Office of Residence Life

Understanding your lease

Since your lease is a contract, it must have all the essentials of a contract in order to be legally binding. Specifically, you, as the tenant, must be at least 18 years of age, and the lease must, at a minimum, identify the names of both the landlord and the tenant, the rent due per month, the address of the premises, and the duration of the rental term. A standard lease form is included in the Appendix.

The major advantages of signing a lease are that the rent is set for the duration of the lease, and the landlord cannot evict you or raise the rent during that time period without a reason allowed for in the lease. On the other hand, the major disadvantage of a lease is that you are committed to paying rent for each month of the lease period, and it could be very difficult or expensive to break the lease if you decide to move out before the lease period is up.

Landlords and tenants can -- and should -- negotiate almost anything in a lease. Unfortunately, most landlords tend to use leases that are sold in mass quantities at legal supply stores, and which were written to intimidate tenants.
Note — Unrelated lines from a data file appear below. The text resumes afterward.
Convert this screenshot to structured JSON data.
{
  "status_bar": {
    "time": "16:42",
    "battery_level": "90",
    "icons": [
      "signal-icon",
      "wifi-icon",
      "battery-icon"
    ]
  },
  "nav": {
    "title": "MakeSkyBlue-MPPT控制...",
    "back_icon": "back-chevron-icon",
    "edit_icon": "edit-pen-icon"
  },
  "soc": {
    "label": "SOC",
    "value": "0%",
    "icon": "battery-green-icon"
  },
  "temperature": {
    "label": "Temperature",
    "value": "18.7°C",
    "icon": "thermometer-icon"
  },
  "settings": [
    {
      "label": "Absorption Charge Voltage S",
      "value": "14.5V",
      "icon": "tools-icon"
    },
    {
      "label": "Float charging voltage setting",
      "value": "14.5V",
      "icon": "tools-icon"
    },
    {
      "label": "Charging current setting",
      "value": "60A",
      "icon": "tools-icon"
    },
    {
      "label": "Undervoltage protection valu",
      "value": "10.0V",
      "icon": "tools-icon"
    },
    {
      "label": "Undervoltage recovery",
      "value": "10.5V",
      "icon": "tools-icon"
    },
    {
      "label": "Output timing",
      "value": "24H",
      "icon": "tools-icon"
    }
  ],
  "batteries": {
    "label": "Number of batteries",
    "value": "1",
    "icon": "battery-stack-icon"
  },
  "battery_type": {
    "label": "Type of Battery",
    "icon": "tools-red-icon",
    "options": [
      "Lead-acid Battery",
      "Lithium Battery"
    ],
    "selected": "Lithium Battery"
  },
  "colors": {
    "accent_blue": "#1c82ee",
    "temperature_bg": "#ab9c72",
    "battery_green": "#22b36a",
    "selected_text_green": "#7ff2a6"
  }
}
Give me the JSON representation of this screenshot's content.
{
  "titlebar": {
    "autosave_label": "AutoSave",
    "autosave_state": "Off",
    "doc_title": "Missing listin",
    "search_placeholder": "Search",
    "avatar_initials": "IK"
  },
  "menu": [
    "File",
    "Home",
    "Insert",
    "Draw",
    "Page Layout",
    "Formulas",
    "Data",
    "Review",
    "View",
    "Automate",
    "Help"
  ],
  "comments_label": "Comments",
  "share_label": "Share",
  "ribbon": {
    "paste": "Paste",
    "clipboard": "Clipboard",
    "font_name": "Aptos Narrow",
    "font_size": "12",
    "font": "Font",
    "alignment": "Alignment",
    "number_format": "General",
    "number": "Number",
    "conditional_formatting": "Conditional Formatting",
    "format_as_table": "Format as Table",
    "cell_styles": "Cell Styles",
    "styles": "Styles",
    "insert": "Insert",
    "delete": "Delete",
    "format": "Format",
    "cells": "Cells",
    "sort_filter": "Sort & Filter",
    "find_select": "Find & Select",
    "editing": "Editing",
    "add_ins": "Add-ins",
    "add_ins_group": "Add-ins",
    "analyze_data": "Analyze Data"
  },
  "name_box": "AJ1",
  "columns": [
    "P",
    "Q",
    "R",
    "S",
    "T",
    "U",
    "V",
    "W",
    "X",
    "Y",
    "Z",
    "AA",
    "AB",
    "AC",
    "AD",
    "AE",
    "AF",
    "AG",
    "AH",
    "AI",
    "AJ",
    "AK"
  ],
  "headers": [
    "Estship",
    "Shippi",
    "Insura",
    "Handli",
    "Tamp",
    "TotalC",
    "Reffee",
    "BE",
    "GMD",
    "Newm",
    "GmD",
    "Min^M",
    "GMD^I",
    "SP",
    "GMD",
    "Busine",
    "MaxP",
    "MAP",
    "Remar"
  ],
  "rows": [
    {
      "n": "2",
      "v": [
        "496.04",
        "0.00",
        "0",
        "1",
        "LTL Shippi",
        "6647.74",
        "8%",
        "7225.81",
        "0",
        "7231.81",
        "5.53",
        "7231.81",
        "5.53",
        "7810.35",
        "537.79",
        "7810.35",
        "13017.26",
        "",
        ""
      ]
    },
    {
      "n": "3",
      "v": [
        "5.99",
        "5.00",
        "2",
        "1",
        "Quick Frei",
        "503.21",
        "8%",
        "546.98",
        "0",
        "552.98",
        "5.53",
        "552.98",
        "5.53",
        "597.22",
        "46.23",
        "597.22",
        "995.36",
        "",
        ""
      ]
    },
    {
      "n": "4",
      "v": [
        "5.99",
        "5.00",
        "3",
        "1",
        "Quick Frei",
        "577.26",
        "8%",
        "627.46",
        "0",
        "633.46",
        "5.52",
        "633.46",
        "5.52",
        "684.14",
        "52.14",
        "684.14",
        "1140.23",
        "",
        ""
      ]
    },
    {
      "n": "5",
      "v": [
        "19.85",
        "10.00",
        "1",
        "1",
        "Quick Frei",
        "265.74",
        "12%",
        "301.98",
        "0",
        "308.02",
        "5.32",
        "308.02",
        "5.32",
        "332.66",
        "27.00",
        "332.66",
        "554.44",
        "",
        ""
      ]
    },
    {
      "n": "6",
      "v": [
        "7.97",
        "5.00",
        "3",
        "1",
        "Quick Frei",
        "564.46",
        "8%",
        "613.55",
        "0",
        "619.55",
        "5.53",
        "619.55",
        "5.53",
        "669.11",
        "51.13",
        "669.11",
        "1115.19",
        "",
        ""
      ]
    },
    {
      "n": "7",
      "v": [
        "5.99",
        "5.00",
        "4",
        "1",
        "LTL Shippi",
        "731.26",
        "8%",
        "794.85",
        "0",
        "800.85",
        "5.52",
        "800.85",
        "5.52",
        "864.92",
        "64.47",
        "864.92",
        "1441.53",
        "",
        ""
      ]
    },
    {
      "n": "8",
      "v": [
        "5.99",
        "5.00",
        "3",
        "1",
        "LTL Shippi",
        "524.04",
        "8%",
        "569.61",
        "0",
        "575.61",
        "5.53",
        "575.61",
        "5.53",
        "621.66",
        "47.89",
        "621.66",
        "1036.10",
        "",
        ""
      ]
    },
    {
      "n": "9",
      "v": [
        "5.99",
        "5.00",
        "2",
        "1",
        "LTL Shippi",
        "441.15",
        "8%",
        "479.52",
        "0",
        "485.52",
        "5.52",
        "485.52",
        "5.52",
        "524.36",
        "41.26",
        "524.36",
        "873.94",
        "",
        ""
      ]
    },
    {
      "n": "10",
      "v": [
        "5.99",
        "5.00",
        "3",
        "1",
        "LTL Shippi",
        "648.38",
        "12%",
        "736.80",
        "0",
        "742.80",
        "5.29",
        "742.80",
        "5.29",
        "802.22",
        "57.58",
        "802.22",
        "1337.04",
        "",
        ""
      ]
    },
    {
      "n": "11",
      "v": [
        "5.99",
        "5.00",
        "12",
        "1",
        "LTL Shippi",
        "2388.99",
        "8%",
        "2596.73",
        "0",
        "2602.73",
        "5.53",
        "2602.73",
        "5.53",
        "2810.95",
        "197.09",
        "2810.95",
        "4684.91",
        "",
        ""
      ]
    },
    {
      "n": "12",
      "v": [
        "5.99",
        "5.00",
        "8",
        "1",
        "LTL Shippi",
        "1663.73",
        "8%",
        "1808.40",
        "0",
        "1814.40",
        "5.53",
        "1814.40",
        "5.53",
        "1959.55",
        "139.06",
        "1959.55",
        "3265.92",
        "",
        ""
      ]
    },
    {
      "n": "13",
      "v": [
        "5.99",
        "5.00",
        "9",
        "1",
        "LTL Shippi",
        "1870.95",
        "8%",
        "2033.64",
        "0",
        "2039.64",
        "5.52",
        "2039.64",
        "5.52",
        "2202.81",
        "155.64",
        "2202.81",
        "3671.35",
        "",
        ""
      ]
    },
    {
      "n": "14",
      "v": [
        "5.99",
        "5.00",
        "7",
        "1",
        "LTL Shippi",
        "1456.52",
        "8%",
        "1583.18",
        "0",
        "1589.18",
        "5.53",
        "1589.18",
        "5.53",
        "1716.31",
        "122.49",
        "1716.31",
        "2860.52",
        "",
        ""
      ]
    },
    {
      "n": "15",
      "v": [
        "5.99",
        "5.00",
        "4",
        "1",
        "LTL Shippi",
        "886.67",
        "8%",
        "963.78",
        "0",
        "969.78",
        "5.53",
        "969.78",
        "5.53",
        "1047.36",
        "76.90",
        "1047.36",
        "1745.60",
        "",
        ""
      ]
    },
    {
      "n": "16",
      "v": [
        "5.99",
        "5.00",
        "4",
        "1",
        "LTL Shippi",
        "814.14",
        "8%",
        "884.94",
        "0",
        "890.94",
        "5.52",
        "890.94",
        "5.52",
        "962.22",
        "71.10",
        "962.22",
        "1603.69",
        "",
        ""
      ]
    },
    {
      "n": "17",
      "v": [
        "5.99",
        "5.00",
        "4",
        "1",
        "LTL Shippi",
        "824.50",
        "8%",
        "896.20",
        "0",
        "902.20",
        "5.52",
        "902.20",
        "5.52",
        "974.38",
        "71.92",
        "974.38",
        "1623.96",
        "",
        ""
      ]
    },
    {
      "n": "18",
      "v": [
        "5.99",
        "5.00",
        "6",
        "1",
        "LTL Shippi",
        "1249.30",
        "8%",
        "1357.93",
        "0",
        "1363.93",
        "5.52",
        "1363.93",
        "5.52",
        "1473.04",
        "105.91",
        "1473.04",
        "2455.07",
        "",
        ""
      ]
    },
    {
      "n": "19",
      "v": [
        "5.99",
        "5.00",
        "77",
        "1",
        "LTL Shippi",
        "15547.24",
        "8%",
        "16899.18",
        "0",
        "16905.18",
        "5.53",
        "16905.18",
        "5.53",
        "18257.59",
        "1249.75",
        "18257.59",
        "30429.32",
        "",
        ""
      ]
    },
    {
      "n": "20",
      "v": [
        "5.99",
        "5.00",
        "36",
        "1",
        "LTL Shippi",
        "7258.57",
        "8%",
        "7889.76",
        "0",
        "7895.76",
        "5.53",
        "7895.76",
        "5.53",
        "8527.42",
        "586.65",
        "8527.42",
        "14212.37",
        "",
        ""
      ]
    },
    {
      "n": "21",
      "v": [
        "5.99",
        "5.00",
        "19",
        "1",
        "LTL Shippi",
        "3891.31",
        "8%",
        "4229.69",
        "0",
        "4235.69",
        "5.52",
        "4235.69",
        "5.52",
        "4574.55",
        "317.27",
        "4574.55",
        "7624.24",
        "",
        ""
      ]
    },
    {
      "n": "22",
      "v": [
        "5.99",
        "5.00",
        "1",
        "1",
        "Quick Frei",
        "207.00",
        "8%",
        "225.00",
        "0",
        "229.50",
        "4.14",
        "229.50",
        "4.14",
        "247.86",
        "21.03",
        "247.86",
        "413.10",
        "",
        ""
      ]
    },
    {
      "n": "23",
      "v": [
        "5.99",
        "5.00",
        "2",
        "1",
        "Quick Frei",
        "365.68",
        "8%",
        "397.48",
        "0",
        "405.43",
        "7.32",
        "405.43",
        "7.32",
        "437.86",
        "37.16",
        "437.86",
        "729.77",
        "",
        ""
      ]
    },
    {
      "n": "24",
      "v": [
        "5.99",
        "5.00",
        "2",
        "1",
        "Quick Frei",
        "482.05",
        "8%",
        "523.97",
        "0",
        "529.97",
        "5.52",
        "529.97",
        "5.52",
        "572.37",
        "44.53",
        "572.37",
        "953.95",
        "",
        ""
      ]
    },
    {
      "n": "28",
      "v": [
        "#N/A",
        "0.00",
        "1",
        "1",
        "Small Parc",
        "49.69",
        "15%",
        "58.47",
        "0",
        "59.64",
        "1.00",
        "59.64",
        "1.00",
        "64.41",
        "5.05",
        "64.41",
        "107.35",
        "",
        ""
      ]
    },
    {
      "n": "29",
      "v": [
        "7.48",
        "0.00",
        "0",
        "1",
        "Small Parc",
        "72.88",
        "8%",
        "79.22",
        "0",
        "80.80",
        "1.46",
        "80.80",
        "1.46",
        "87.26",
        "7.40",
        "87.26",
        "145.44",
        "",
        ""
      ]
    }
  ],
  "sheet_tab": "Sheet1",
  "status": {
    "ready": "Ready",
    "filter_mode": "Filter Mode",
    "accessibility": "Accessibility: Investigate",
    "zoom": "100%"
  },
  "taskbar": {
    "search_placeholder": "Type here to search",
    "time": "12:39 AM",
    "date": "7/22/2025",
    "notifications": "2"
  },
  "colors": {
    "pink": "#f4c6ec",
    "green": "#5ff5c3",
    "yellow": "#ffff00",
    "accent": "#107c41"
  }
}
Such leases often have clauses -- such as those which shift responsibility for repairs from the landlord to the tenant, or which deny tenants the right to a civil court proceeding for eviction -- that are illegal and thus unenforceable under New York State law. However, keep in mind that even if a lease has numerous illegal clauses, the main part of the lease, such as the duration and rent per month, is still binding.

If you do sign a lease, be sure to sign two copies and keep one -- with both the landlord's and your signature and the date -- for your own records. If you have several roommates who also sign a lease, remember that the landlord can hold any one of the roommates liable for the entire lease. Consult with Rensselaer's Student Legal Services for more specifics about leases.

Most landlords who rent to Rensselaer students require one-year leases that run from June 1 to May 31.

Month-to-month rentals

Tenants who do not have leases and who pay rent on a monthly basis are called month-to-month tenants. You would also become a "month-to-month tenant" if you had a lease that expired and was not renewed, but you continued to rent the same apartment.

Either you or your landlord may end a month-to-month tenancy by giving at least one 30-day rental month notice. For example, if the rental period is from the first day of each month to the last day of the month, notice must be given by May 31 that the rental is being terminated on June 30. This 30-day notice must be given for any major change in the month-to-month tenancy, such as a rent increase). Neither party is required to give any explanation or reason for the change or termination of the tenancy.

Month-to-month rentals, while very often verbal arrangements, are still binding. However, written month-to-month agreements and written notices are helpful in clarifying when notice was given and what the notice was regarding.

Last modified: Apr 29, 2013